WHAT THIS TASK INVOLVES — Please give an exact printout of the records, without any pictures.

SUPPLIED DATA —

# # # #

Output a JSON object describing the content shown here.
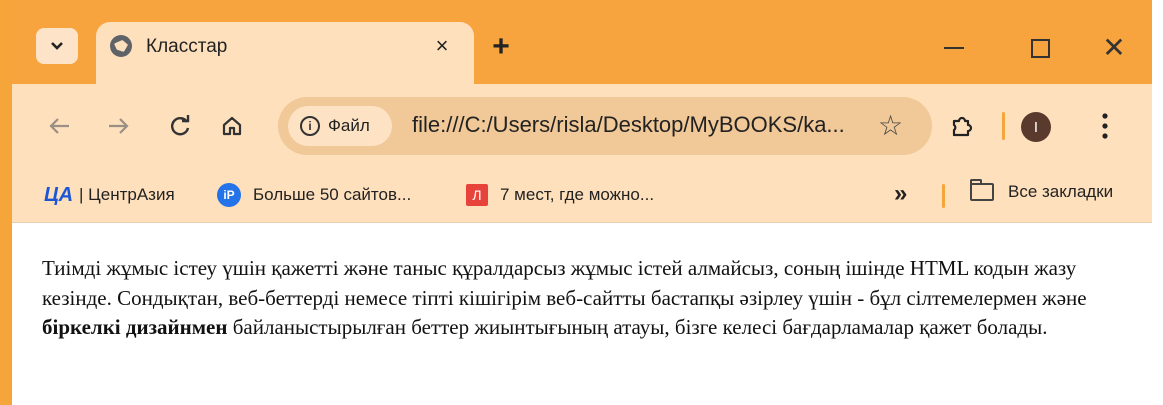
{
  "tab": {
    "title": "Класстар",
    "close_label": "×"
  },
  "new_tab_label": "+",
  "window": {
    "close_label": "✕"
  },
  "toolbar": {
    "site_chip_label": "Файл",
    "url": "file:///C:/Users/risla/Desktop/MyBOOKS/ka...",
    "avatar_letter": "I"
  },
  "bookmarks": {
    "items": [
      {
        "badge": "ЦА",
        "label": "| ЦентрАзия"
      },
      {
        "badge": "iP",
        "label": "Больше 50 сайтов..."
      },
      {
        "badge": "Л",
        "label": "7 мест, где можно..."
      }
    ],
    "more_label": "»",
    "all_label": "Все закладки"
  },
  "content": {
    "part1": "Тиімді жұмыс істеу үшін қажетті және таныс құралдарсыз жұмыс істей алмайсыз, соның ішінде HTML кодын жазу кезінде. Сондықтан, веб-беттерді немесе тіпті кішігірім веб-сайтты бастапқы әзірлеу үшін - бұл сілтемелермен және ",
    "bold": "біркелкі дизайнмен",
    "part2": " байланыстырылған беттер жиынтығының атауы, бізге келесі бағдарламалар қажет болады."
  },
  "colors": {
    "titlebar": "#f8a43e",
    "toolbar": "#ffe0bd",
    "omnibox": "#f1c898",
    "accent": "#f6a53b"
  }
}
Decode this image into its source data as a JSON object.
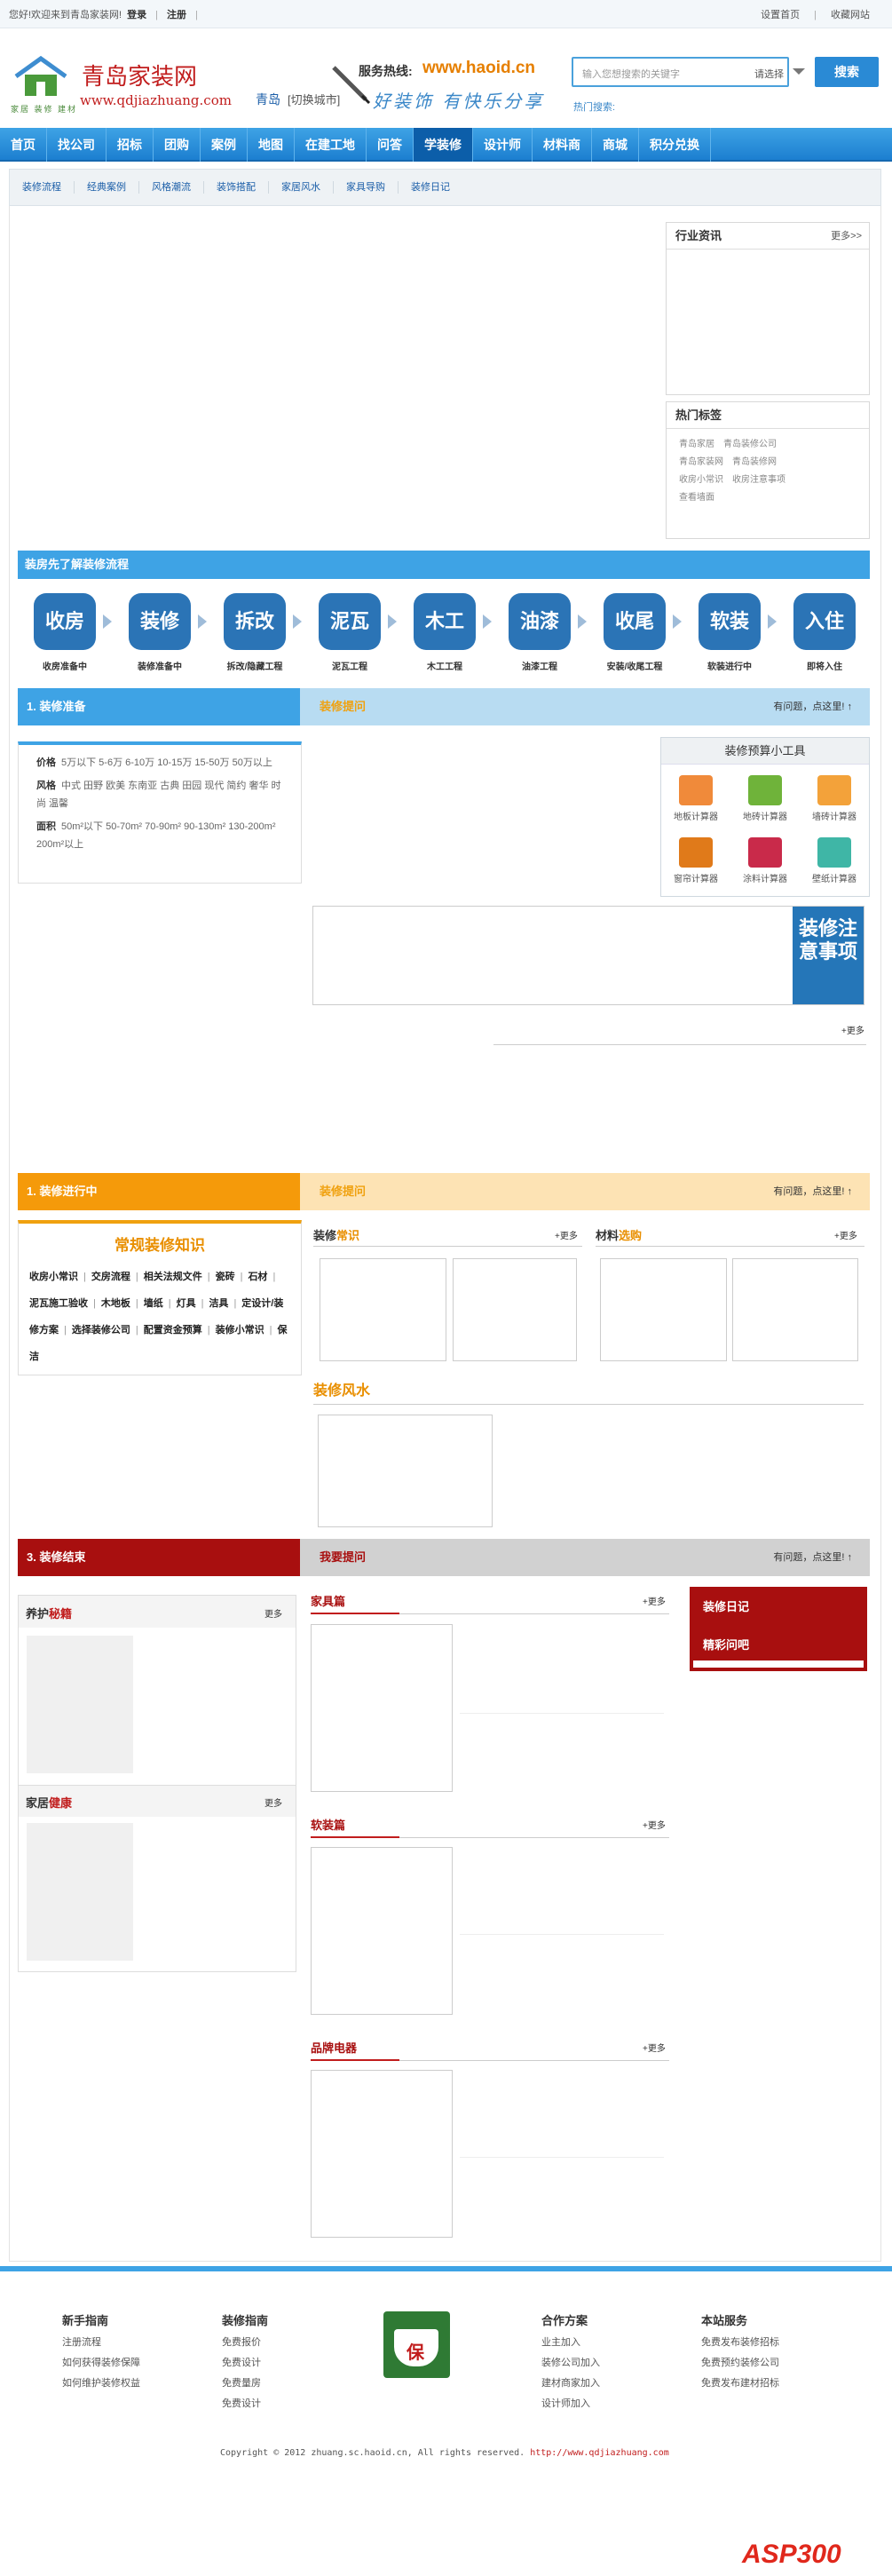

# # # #

RESULT OF THIS TASK —
Output a JSON object describing the content shown here.
{
  "tab": {
    "title": "Класстар",
    "close_label": "×"
  },
  "new_tab_label": "+",
  "window": {
    "close_label": "✕"
  },
  "toolbar": {
    "site_chip_label": "Файл",
    "url": "file:///C:/Users/risla/Desktop/MyBOOKS/ka...",
    "avatar_letter": "I"
  },
  "bookmarks": {
    "items": [
      {
        "badge": "ЦА",
        "label": "| ЦентрАзия"
      },
      {
        "badge": "iP",
        "label": "Больше 50 сайтов..."
      },
      {
        "badge": "Л",
        "label": "7 мест, где можно..."
      }
    ],
    "more_label": "»",
    "all_label": "Все закладки"
  },
  "content": {
    "part1": "Тиімді жұмыс істеу үшін қажетті және таныс құралдарсыз жұмыс істей алмайсыз, соның ішінде HTML кодын жазу кезінде. Сондықтан, веб-беттерді немесе тіпті кішігірім веб-сайтты бастапқы әзірлеу үшін - бұл сілтемелермен және ",
    "bold": "біркелкі дизайнмен",
    "part2": " байланыстырылған беттер жиынтығының атауы, бізге келесі бағдарламалар қажет болады."
  },
  "colors": {
    "titlebar": "#f8a43e",
    "toolbar": "#ffe0bd",
    "omnibox": "#f1c898",
    "accent": "#f6a53b"
  }
}
Decode this image into its source data as a JSON object.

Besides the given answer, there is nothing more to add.